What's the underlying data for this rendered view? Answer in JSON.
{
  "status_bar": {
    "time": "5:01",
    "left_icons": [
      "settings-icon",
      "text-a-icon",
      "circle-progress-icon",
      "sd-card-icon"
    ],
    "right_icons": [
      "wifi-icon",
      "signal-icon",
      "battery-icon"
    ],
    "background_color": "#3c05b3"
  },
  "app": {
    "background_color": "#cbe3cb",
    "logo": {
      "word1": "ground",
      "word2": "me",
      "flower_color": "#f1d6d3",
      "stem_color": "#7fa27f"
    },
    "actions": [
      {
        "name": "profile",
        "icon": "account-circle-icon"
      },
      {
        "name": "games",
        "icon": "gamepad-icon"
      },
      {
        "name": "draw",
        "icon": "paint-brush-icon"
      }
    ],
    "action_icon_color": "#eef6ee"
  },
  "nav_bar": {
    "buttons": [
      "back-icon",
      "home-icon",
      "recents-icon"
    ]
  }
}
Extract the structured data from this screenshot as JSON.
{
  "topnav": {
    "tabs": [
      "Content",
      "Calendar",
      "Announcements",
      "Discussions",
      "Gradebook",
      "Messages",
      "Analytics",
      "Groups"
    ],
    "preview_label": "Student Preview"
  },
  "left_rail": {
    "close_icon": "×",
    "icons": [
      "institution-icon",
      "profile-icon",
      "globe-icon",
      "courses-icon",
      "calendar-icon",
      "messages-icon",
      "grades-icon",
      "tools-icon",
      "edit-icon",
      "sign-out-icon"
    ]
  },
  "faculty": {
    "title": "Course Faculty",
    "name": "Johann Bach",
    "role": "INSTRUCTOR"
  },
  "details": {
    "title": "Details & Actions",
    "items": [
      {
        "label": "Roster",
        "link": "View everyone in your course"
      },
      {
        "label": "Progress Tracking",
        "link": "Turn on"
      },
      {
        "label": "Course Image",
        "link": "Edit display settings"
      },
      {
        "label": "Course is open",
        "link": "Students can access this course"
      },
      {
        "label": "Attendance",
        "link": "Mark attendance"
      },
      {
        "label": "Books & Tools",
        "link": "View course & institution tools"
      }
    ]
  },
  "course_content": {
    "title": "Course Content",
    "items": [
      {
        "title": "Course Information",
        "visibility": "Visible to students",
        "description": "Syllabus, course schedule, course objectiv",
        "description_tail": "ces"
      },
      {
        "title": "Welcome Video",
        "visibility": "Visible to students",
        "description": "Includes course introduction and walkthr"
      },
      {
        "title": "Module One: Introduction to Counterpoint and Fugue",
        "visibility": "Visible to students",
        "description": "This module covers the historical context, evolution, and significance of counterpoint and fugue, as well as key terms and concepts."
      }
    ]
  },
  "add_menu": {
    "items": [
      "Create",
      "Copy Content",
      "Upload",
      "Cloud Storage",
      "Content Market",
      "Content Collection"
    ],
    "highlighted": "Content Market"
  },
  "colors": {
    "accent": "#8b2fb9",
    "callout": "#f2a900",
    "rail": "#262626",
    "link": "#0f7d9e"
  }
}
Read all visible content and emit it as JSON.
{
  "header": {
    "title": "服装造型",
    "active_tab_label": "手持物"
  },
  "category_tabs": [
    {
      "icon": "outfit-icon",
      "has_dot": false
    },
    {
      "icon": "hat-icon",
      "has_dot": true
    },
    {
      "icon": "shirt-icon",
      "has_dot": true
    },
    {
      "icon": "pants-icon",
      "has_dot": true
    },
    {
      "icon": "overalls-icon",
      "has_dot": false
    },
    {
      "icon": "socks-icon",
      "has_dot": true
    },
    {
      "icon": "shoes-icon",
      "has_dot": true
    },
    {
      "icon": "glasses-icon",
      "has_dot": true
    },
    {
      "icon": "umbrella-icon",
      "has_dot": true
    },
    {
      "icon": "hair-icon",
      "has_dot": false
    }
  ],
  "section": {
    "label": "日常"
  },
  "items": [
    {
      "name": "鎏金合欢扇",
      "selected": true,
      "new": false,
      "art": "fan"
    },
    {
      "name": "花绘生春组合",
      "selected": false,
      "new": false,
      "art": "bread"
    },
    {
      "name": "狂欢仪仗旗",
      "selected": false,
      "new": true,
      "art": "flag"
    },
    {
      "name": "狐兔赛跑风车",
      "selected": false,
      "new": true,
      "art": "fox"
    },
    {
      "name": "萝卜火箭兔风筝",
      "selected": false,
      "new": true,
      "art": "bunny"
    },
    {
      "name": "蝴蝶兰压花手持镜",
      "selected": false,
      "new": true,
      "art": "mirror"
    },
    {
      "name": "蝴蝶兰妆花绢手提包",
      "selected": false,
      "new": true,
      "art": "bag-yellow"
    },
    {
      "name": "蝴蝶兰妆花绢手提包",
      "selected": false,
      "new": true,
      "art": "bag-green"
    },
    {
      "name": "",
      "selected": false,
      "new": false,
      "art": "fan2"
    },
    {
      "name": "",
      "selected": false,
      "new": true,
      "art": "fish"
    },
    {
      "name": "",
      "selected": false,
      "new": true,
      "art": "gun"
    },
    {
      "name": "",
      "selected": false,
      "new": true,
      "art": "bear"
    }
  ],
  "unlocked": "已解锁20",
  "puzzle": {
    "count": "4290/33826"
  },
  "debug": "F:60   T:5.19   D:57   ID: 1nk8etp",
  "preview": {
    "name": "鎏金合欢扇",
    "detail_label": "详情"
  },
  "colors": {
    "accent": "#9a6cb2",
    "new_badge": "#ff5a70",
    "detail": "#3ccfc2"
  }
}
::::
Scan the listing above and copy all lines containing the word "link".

EXPECTED OUTPUT:
        "link": "View everyone in your course"
        "link": "Turn on"
        "link": "Edit display settings"
        "link": "Students can access this course"
        "link": "Mark attendance"
        "link": "View course & institution tools"
    "link": "#0f7d9e"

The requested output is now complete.